(Problem to solve) From the data below, tally each line that has "JSON" in it, then give that tally without comment.

(Given data)
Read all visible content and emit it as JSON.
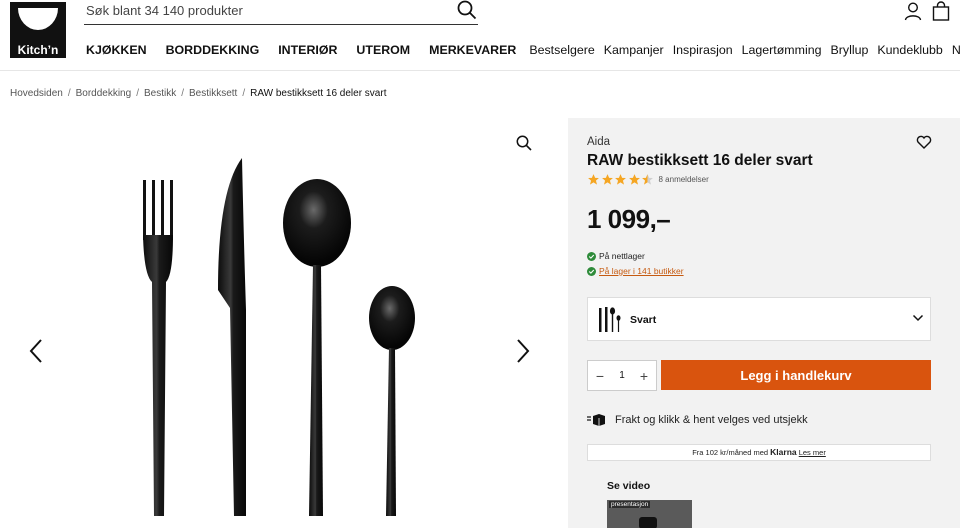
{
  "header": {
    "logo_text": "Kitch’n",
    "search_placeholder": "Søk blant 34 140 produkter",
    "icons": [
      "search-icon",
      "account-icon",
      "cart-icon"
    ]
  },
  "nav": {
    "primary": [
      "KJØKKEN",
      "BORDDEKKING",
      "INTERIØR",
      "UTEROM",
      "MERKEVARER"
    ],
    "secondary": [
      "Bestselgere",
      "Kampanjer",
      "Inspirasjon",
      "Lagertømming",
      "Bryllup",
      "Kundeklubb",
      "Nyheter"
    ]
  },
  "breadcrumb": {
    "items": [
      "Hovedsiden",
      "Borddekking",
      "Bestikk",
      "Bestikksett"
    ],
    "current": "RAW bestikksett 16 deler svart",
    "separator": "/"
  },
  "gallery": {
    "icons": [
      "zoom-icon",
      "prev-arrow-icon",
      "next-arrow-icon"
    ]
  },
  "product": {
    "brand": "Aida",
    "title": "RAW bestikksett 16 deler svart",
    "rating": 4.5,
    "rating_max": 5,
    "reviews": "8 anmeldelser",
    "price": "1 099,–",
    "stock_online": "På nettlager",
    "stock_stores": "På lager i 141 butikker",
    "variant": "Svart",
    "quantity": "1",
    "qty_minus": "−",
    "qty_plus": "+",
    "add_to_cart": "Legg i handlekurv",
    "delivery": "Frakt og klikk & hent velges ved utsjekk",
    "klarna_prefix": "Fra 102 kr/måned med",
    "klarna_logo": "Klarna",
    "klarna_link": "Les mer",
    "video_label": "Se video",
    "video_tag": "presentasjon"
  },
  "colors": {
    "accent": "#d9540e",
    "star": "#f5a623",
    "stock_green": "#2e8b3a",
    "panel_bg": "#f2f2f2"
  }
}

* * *

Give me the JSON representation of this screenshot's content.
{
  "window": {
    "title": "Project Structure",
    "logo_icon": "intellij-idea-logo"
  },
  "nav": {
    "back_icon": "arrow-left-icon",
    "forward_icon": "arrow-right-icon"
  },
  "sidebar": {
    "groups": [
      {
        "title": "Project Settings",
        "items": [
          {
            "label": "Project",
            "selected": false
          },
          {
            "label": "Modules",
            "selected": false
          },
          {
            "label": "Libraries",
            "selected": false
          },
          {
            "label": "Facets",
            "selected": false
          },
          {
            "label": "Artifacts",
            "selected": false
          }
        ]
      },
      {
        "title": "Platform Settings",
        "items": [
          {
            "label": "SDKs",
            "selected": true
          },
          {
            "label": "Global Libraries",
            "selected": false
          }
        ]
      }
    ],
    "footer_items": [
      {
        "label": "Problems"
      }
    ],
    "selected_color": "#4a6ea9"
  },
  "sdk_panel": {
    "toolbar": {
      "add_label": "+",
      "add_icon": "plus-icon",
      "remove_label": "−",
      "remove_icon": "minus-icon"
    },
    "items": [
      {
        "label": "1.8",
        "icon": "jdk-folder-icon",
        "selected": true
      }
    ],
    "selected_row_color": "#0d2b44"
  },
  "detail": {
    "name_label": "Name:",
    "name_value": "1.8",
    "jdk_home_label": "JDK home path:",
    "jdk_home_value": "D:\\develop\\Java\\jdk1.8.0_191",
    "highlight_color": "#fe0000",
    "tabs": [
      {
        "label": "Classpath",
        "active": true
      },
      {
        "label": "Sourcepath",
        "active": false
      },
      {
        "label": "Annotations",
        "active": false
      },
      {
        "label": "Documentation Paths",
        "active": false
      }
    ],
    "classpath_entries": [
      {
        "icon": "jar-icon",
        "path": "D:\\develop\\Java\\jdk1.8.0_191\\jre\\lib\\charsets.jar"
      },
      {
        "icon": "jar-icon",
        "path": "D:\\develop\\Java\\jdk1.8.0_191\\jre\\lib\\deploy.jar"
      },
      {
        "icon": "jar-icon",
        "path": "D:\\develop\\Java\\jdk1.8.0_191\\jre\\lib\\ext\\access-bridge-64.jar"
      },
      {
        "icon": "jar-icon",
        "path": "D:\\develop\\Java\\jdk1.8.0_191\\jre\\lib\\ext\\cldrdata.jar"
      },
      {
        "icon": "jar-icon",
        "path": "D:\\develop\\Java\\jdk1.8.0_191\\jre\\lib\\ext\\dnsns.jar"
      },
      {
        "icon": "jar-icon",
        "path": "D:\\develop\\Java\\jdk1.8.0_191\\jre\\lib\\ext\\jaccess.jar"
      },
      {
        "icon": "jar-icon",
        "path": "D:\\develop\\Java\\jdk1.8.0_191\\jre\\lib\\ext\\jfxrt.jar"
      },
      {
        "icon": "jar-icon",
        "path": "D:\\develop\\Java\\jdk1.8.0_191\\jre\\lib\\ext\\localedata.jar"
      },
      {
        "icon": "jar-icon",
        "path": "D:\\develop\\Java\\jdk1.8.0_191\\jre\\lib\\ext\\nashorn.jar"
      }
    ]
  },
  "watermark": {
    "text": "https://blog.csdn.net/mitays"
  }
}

(Answer for this exercise) 2